TASK PROMPT: Repeat the data exactly. Pictures stay out.

══════════════════════════════

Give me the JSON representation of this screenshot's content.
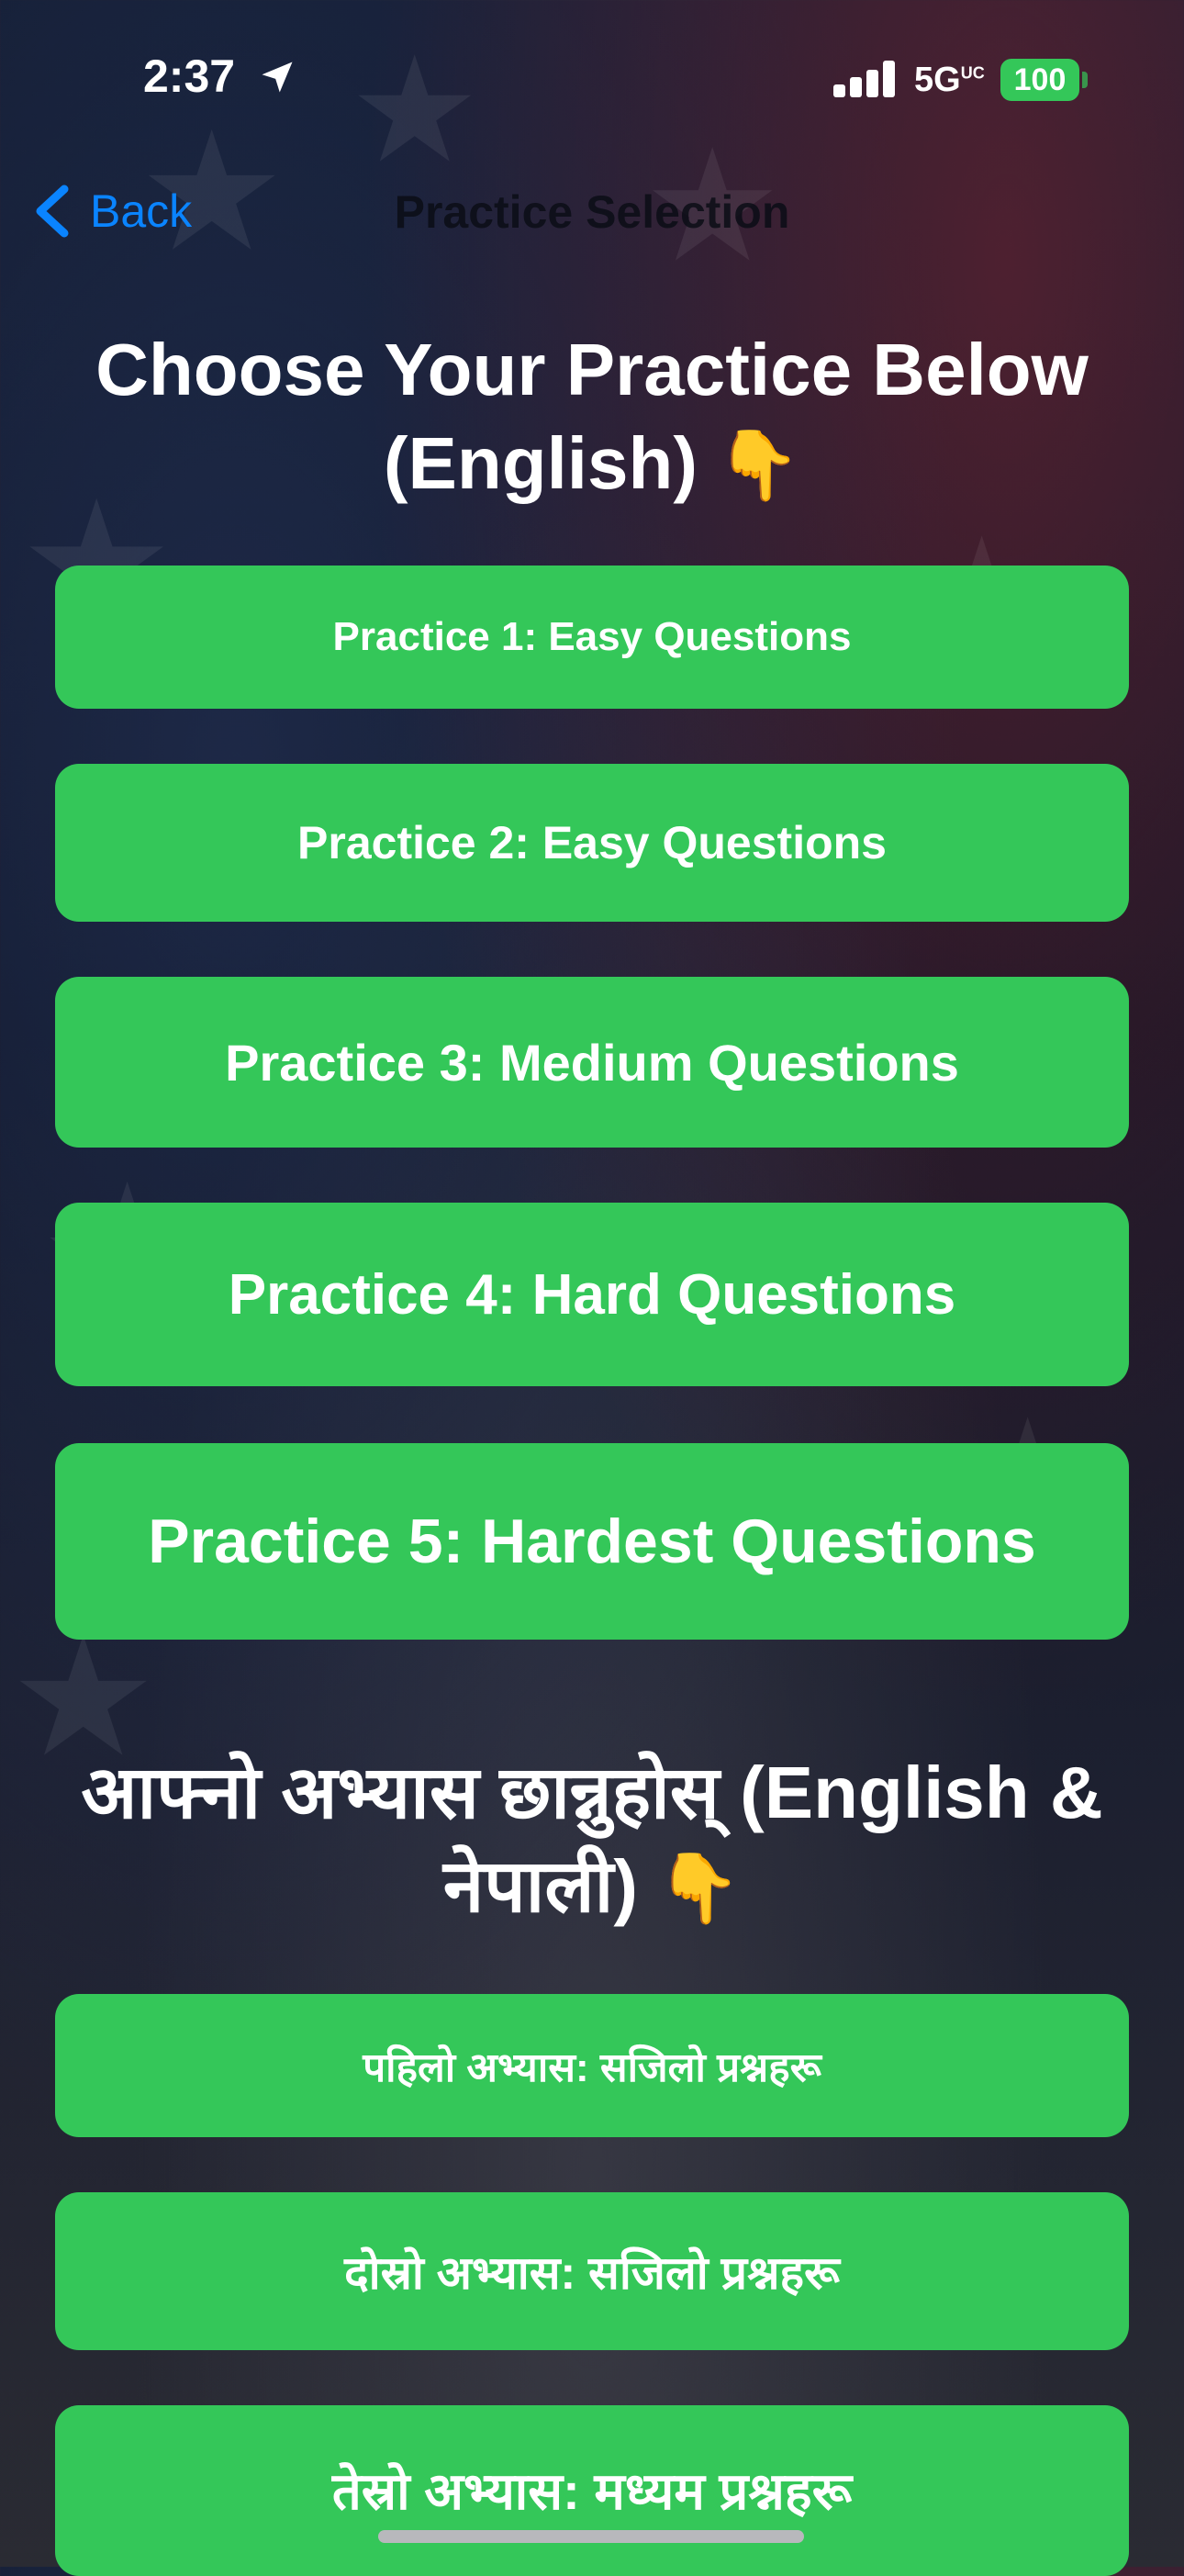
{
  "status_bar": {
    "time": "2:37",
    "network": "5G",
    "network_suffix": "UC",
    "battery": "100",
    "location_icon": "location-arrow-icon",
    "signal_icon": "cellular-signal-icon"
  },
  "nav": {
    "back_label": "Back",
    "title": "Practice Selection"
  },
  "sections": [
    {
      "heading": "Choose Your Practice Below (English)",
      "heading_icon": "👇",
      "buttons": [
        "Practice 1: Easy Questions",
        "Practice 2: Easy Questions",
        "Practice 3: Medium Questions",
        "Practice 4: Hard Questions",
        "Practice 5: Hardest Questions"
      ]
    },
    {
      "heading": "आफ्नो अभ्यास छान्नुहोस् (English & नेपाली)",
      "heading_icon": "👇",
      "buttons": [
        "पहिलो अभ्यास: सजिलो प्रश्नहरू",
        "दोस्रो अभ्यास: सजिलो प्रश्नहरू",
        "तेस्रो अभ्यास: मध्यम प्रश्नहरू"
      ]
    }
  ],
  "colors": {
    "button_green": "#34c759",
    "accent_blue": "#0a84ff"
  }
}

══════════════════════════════

EXERCISE SOLUTION:
Give me the JSON representation of this screenshot's content.
{
  "status_bar": {
    "time": "2:37",
    "network": "5G",
    "network_suffix": "UC",
    "battery": "100",
    "location_icon": "location-arrow-icon",
    "signal_icon": "cellular-signal-icon"
  },
  "nav": {
    "back_label": "Back",
    "title": "Practice Selection"
  },
  "sections": [
    {
      "heading": "Choose Your Practice Below (English)",
      "heading_icon": "👇",
      "buttons": [
        "Practice 1: Easy Questions",
        "Practice 2: Easy Questions",
        "Practice 3: Medium Questions",
        "Practice 4: Hard Questions",
        "Practice 5: Hardest Questions"
      ]
    },
    {
      "heading": "आफ्नो अभ्यास छान्नुहोस् (English & नेपाली)",
      "heading_icon": "👇",
      "buttons": [
        "पहिलो अभ्यास: सजिलो प्रश्नहरू",
        "दोस्रो अभ्यास: सजिलो प्रश्नहरू",
        "तेस्रो अभ्यास: मध्यम प्रश्नहरू"
      ]
    }
  ],
  "colors": {
    "button_green": "#34c759",
    "accent_blue": "#0a84ff"
  }
}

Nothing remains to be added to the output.